PROBLEM DETAILS ::
Reproduce each line of the listing exactly.

RECORDS FOR THE TASK ::

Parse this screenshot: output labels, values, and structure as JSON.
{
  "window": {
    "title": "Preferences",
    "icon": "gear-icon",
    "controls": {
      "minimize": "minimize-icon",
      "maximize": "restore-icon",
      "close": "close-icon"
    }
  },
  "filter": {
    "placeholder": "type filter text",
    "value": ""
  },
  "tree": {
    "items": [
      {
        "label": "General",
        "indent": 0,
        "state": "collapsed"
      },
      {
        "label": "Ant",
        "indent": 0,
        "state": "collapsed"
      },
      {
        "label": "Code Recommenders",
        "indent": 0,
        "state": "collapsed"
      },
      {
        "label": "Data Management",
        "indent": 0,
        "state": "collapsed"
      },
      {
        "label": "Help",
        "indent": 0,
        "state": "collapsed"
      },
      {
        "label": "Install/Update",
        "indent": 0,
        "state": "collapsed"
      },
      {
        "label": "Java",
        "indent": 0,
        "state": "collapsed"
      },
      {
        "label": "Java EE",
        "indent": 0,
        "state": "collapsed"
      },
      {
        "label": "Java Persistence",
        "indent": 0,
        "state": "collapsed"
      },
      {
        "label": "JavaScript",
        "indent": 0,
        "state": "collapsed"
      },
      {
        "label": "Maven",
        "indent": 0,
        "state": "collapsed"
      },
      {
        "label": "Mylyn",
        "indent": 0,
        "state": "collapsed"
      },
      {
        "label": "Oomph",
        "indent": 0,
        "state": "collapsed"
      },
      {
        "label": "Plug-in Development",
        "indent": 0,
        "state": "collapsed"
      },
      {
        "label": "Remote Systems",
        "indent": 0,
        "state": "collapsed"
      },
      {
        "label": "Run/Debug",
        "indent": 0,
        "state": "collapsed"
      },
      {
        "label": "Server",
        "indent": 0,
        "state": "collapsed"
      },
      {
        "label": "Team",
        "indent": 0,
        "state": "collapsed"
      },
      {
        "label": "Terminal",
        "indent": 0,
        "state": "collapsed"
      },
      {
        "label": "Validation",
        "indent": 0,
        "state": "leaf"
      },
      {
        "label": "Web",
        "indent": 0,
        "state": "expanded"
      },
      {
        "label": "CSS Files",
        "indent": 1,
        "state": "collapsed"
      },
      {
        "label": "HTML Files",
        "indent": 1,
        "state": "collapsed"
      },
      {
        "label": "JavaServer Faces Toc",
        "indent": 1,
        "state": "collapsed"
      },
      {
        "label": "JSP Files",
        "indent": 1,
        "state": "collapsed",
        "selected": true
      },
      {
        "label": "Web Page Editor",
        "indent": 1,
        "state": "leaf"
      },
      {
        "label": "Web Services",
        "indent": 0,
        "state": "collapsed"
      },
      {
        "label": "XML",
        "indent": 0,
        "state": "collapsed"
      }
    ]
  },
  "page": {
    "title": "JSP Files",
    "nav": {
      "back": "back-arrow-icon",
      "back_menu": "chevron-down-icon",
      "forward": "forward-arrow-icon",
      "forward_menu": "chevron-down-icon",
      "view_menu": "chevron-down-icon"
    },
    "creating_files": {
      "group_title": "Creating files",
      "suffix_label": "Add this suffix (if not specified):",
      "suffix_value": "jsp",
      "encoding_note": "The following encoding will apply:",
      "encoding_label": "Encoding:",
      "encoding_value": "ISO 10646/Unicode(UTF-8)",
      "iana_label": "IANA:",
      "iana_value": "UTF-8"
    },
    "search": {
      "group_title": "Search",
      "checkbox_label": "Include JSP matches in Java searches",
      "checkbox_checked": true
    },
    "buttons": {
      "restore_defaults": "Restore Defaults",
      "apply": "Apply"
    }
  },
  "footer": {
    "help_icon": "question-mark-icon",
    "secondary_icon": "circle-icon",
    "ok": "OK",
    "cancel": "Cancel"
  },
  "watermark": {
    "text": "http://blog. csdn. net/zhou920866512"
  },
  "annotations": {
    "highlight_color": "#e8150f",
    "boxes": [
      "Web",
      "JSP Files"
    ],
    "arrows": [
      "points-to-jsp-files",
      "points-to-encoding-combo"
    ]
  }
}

ANSWER TO THIS TASK ::
Parse this screenshot: output labels, values, and structure as JSON.
{
  "window": {
    "title": "Preferences",
    "icon": "gear-icon",
    "controls": {
      "minimize": "minimize-icon",
      "maximize": "restore-icon",
      "close": "close-icon"
    }
  },
  "filter": {
    "placeholder": "type filter text",
    "value": ""
  },
  "tree": {
    "items": [
      {
        "label": "General",
        "indent": 0,
        "state": "collapsed"
      },
      {
        "label": "Ant",
        "indent": 0,
        "state": "collapsed"
      },
      {
        "label": "Code Recommenders",
        "indent": 0,
        "state": "collapsed"
      },
      {
        "label": "Data Management",
        "indent": 0,
        "state": "collapsed"
      },
      {
        "label": "Help",
        "indent": 0,
        "state": "collapsed"
      },
      {
        "label": "Install/Update",
        "indent": 0,
        "state": "collapsed"
      },
      {
        "label": "Java",
        "indent": 0,
        "state": "collapsed"
      },
      {
        "label": "Java EE",
        "indent": 0,
        "state": "collapsed"
      },
      {
        "label": "Java Persistence",
        "indent": 0,
        "state": "collapsed"
      },
      {
        "label": "JavaScript",
        "indent": 0,
        "state": "collapsed"
      },
      {
        "label": "Maven",
        "indent": 0,
        "state": "collapsed"
      },
      {
        "label": "Mylyn",
        "indent": 0,
        "state": "collapsed"
      },
      {
        "label": "Oomph",
        "indent": 0,
        "state": "collapsed"
      },
      {
        "label": "Plug-in Development",
        "indent": 0,
        "state": "collapsed"
      },
      {
        "label": "Remote Systems",
        "indent": 0,
        "state": "collapsed"
      },
      {
        "label": "Run/Debug",
        "indent": 0,
        "state": "collapsed"
      },
      {
        "label": "Server",
        "indent": 0,
        "state": "collapsed"
      },
      {
        "label": "Team",
        "indent": 0,
        "state": "collapsed"
      },
      {
        "label": "Terminal",
        "indent": 0,
        "state": "collapsed"
      },
      {
        "label": "Validation",
        "indent": 0,
        "state": "leaf"
      },
      {
        "label": "Web",
        "indent": 0,
        "state": "expanded"
      },
      {
        "label": "CSS Files",
        "indent": 1,
        "state": "collapsed"
      },
      {
        "label": "HTML Files",
        "indent": 1,
        "state": "collapsed"
      },
      {
        "label": "JavaServer Faces Toc",
        "indent": 1,
        "state": "collapsed"
      },
      {
        "label": "JSP Files",
        "indent": 1,
        "state": "collapsed",
        "selected": true
      },
      {
        "label": "Web Page Editor",
        "indent": 1,
        "state": "leaf"
      },
      {
        "label": "Web Services",
        "indent": 0,
        "state": "collapsed"
      },
      {
        "label": "XML",
        "indent": 0,
        "state": "collapsed"
      }
    ]
  },
  "page": {
    "title": "JSP Files",
    "nav": {
      "back": "back-arrow-icon",
      "back_menu": "chevron-down-icon",
      "forward": "forward-arrow-icon",
      "forward_menu": "chevron-down-icon",
      "view_menu": "chevron-down-icon"
    },
    "creating_files": {
      "group_title": "Creating files",
      "suffix_label": "Add this suffix (if not specified):",
      "suffix_value": "jsp",
      "encoding_note": "The following encoding will apply:",
      "encoding_label": "Encoding:",
      "encoding_value": "ISO 10646/Unicode(UTF-8)",
      "iana_label": "IANA:",
      "iana_value": "UTF-8"
    },
    "search": {
      "group_title": "Search",
      "checkbox_label": "Include JSP matches in Java searches",
      "checkbox_checked": true
    },
    "buttons": {
      "restore_defaults": "Restore Defaults",
      "apply": "Apply"
    }
  },
  "footer": {
    "help_icon": "question-mark-icon",
    "secondary_icon": "circle-icon",
    "ok": "OK",
    "cancel": "Cancel"
  },
  "watermark": {
    "text": "http://blog. csdn. net/zhou920866512"
  },
  "annotations": {
    "highlight_color": "#e8150f",
    "boxes": [
      "Web",
      "JSP Files"
    ],
    "arrows": [
      "points-to-jsp-files",
      "points-to-encoding-combo"
    ]
  }
}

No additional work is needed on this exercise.